Written by Lila Klaus, 2018 Counselor
Judaism and dance have always been quintessential to my identity. I have been dancing since age five and was raised in a strong Jewish household, in college I was a dance major with a minor in theology; my senior thesis was a culmination of the ways in which these two worlds have shaped my identity, presented in both research and performance. However, these two aspects of who I am have not always sat comfortably side by side. There have been times when I felt ostracized from my artistic community for making work about my Jewish identity, and for simply being an artist with a strong religious grounding. I often times felt like an outsider from my peers in the arts, my own choreography often times bucked the trend of the pieces that were being produced around me.
When I found out about the opening of 6 Points Creative Arts Academy, I thought it was a good opportunity to do something in between the closing of one chapter and the opening of another. College graduation was behind me and the success of gaining a new job in a dream city lay ahead. I did not, however, realize how much camp would become a chapter of its own in my story.
Sometimes, you don’t know how much you need a community and a space until you’re right in the midst of it.
I remember saying those words on a Shabbat evening when I stood to give out bracelets to staff during the weekly recognition ceremony. Every Friday night at CAA, after services, staff and faculty would acknowledge the campers who had exhibited one of the core values, Creativity (Yetzirah), Curiosity (Sakranut), Grit (Ometz Lev), or Craftsmanship (M’lacha), that week by giving a corresponding bracelet. After the campers would head off to bed, staff and faculty would then do an identical honoring of one another. During this particular Shabbat, in the midst of the third session of camp, I finally gathered my thoughts and was ready to take a turn.
During staff week, I was so inspired and overcome with emotion by being around other artists for whom Judaism was also an essential part of their life stories. The whole environment was an absolute dream come true because it allowed so many amazing people to connect and practice prayer and ritual through dance and theater and music and visual arts and many other artistic mediums. To have campers enter the community and embrace their Judaism in new ways, to watch their artistic talents flourish, I completely fell in love with this new home we were creating together. One of the other statements I had made that night of the bracelet ceremony was:
I wish I had a space like this when I was young.

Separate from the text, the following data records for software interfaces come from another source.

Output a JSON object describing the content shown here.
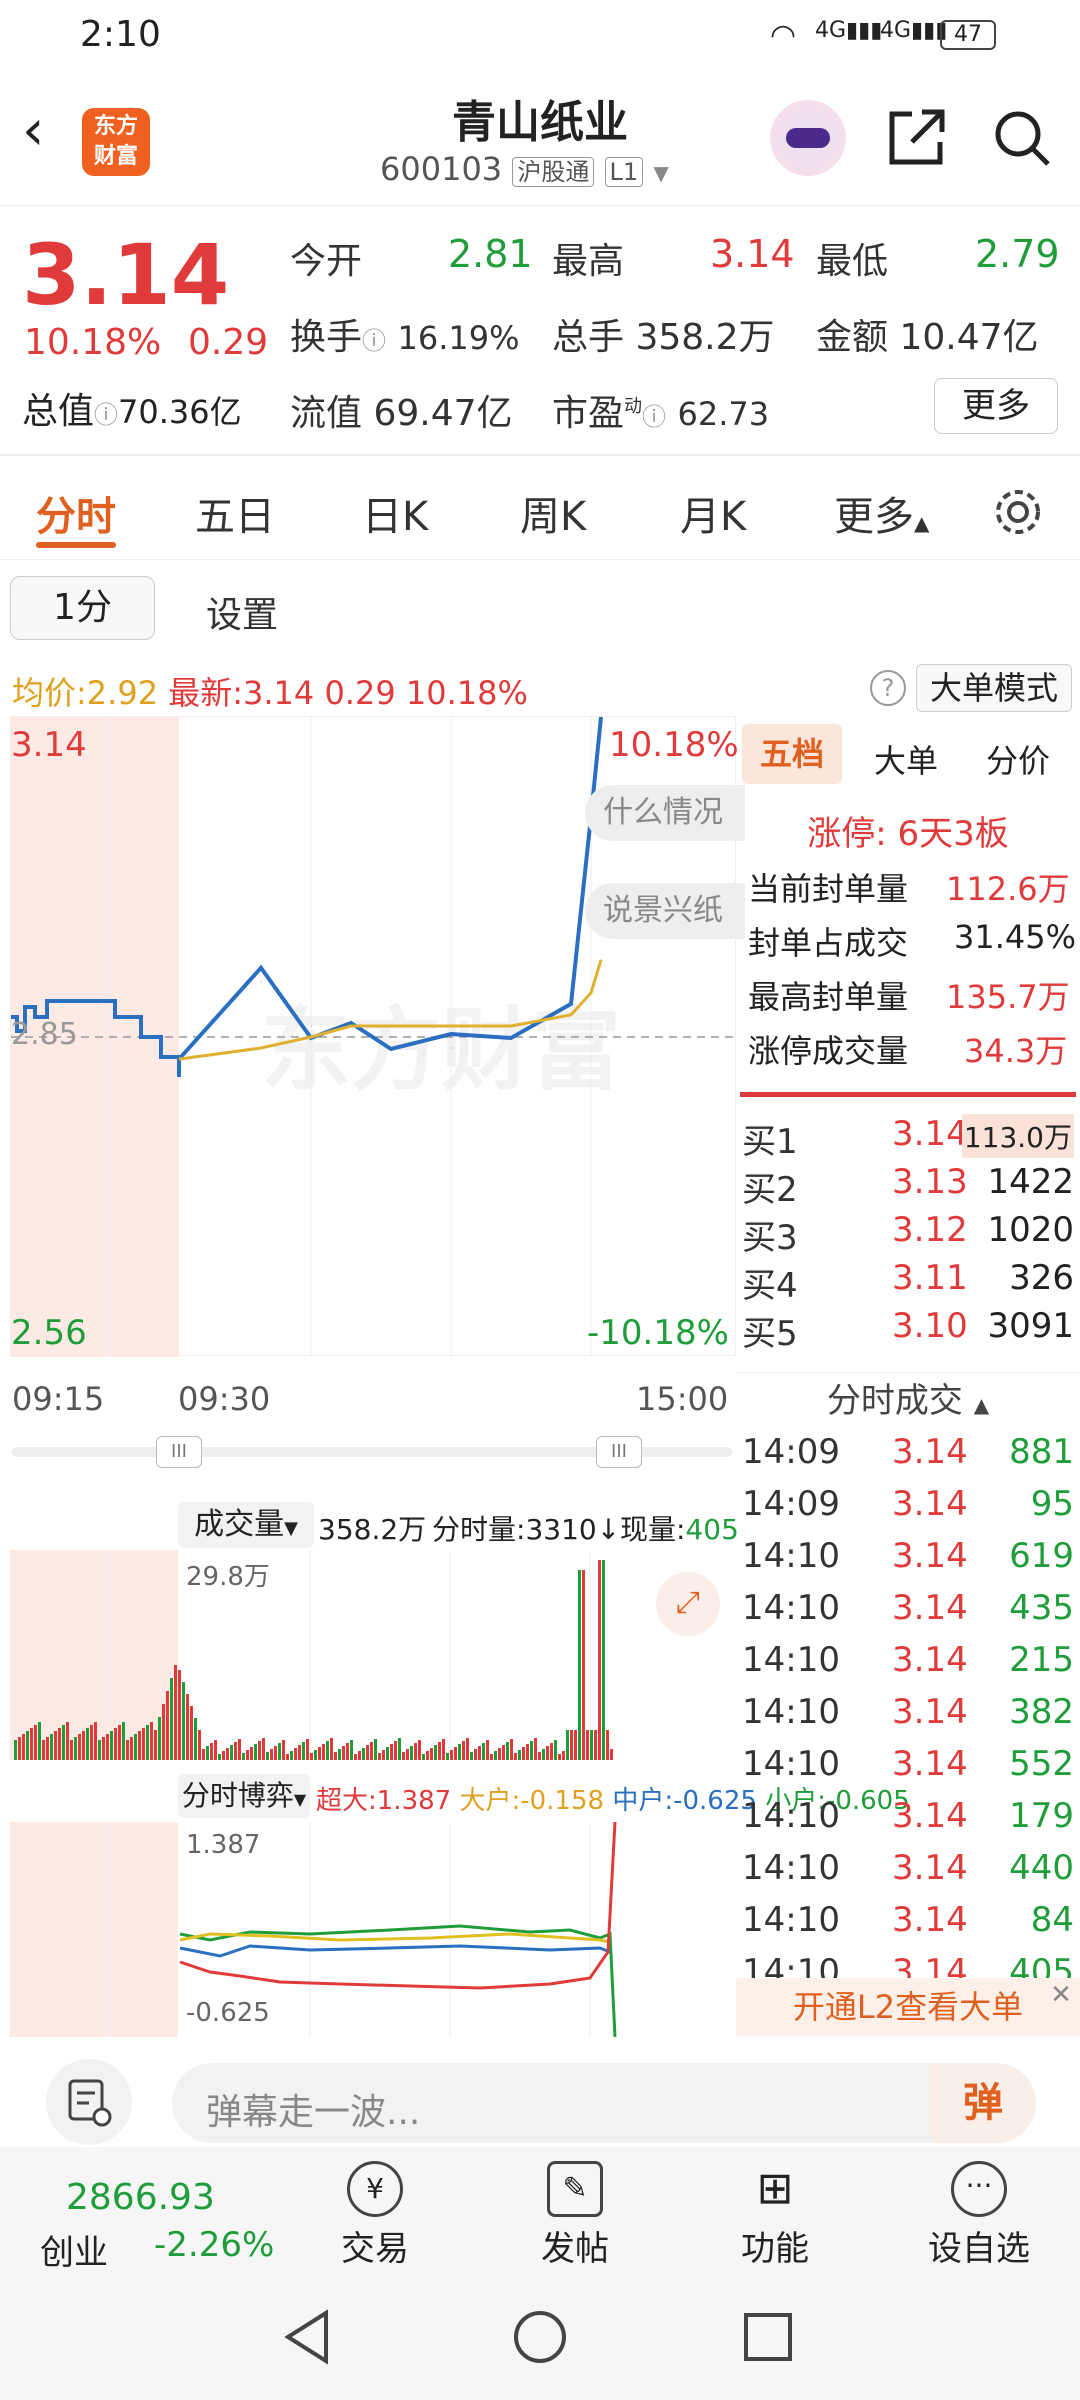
{
  "status_bar": {
    "time": "2:10",
    "battery": "47"
  },
  "header": {
    "brand_line1": "东方",
    "brand_line2": "财富",
    "stock_name": "青山纸业",
    "stock_code": "600103",
    "market_badge": "沪股通",
    "level_badge": "L1"
  },
  "quote": {
    "price": "3.14",
    "change_pct": "10.18%",
    "change": "0.29",
    "open_label": "今开",
    "open": "2.81",
    "high_label": "最高",
    "high": "3.14",
    "low_label": "最低",
    "low": "2.79",
    "turnover_label": "换手",
    "turnover": "16.19%",
    "volume_label": "总手",
    "volume": "358.2万",
    "amount_label": "金额",
    "amount": "10.47亿",
    "mktcap_label": "总值",
    "mktcap": "70.36亿",
    "float_label": "流值",
    "float": "69.47亿",
    "pe_label": "市盈",
    "pe_sup": "动",
    "pe": "62.73",
    "more_button": "更多"
  },
  "tabs": {
    "t1": "分时",
    "t2": "五日",
    "t3": "日K",
    "t4": "周K",
    "t5": "月K",
    "t6": "更多"
  },
  "sub": {
    "interval": "1分",
    "settings": "设置"
  },
  "legend": {
    "avg_label": "均价:",
    "avg": "2.92",
    "last_label": "最新:",
    "last": "3.14",
    "chg": "0.29",
    "pct": "10.18%",
    "big_mode": "大单模式"
  },
  "chart": {
    "top_price": "3.14",
    "bottom_price": "2.56",
    "mid_price": "2.85",
    "top_pct": "10.18%",
    "bottom_pct": "-10.18%",
    "t_start": "09:15",
    "t_open": "09:30",
    "t_end": "15:00",
    "bubble1": "什么情况",
    "bubble2": "说景兴纸",
    "watermark": "东方财富"
  },
  "chart_data": {
    "type": "line",
    "x": [
      "09:30",
      "10:00",
      "10:30",
      "11:00",
      "11:30",
      "13:00",
      "13:30",
      "14:00",
      "14:05",
      "14:10"
    ],
    "series": [
      {
        "values": [
          2.83,
          2.9,
          2.86,
          2.85,
          2.85,
          2.84,
          2.86,
          2.88,
          3.05,
          3.14
        ]
      },
      {
        "values": [
          2.83,
          2.84,
          2.85,
          2.86,
          2.86,
          2.86,
          2.86,
          2.87,
          2.89,
          2.92
        ]
      }
    ],
    "ylim": [
      2.56,
      3.14
    ]
  },
  "side": {
    "tab1": "五档",
    "tab2": "大单",
    "tab3": "分价",
    "limit_up": "涨停: 6天3板",
    "seal_vol_label": "当前封单量",
    "seal_vol": "112.6万",
    "seal_ratio_label": "封单占成交",
    "seal_ratio": "31.45%",
    "max_seal_label": "最高封单量",
    "max_seal": "135.7万",
    "limit_vol_label": "涨停成交量",
    "limit_vol": "34.3万",
    "bids": [
      {
        "label": "买1",
        "price": "3.14",
        "vol": "113.0万"
      },
      {
        "label": "买2",
        "price": "3.13",
        "vol": "1422"
      },
      {
        "label": "买3",
        "price": "3.12",
        "vol": "1020"
      },
      {
        "label": "买4",
        "price": "3.11",
        "vol": "326"
      },
      {
        "label": "买5",
        "price": "3.10",
        "vol": "3091"
      }
    ],
    "ticks_title": "分时成交",
    "ticks": [
      {
        "t": "14:09",
        "p": "3.14",
        "v": "881"
      },
      {
        "t": "14:09",
        "p": "3.14",
        "v": "95"
      },
      {
        "t": "14:10",
        "p": "3.14",
        "v": "619"
      },
      {
        "t": "14:10",
        "p": "3.14",
        "v": "435"
      },
      {
        "t": "14:10",
        "p": "3.14",
        "v": "215"
      },
      {
        "t": "14:10",
        "p": "3.14",
        "v": "382"
      },
      {
        "t": "14:10",
        "p": "3.14",
        "v": "552"
      },
      {
        "t": "14:10",
        "p": "3.14",
        "v": "179"
      },
      {
        "t": "14:10",
        "p": "3.14",
        "v": "440"
      },
      {
        "t": "14:10",
        "p": "3.14",
        "v": "84"
      },
      {
        "t": "14:10",
        "p": "3.14",
        "v": "405"
      }
    ],
    "l2_banner": "开通L2查看大单"
  },
  "volume": {
    "selector": "成交量",
    "total": "358.2万",
    "minute_label": "分时量:",
    "minute": "3310",
    "now_label": "现量:",
    "now": "405",
    "max": "29.8万"
  },
  "flow": {
    "selector": "分时博弈",
    "super_label": "超大:",
    "super": "1.387",
    "big_label": "大户:",
    "big": "-0.158",
    "mid_label": "中户:",
    "mid": "-0.625",
    "small_label": "小户:",
    "small": "-0.605",
    "top": "1.387",
    "bottom": "-0.625"
  },
  "input": {
    "placeholder": "弹幕走一波...",
    "danmu_btn": "弹"
  },
  "nav": {
    "index_value": "2866.93",
    "index_name": "创业",
    "index_pct": "-2.26%",
    "trade": "交易",
    "post": "发帖",
    "func": "功能",
    "watch": "设自选"
  }
}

As a staff member, to be able to help shape this space for kids was one of the most valuable experiences I could have ever asked for. All of the skills I learned this summer at camp, from being a counselor to assisting the dance classes, have been crucial in this new post college life of mine, where I am working as a Jewish educator and plan to still be making choreographic work. CAA gave me the confidence in who I am as a person, and taught me that one of the most important families is our chosen family.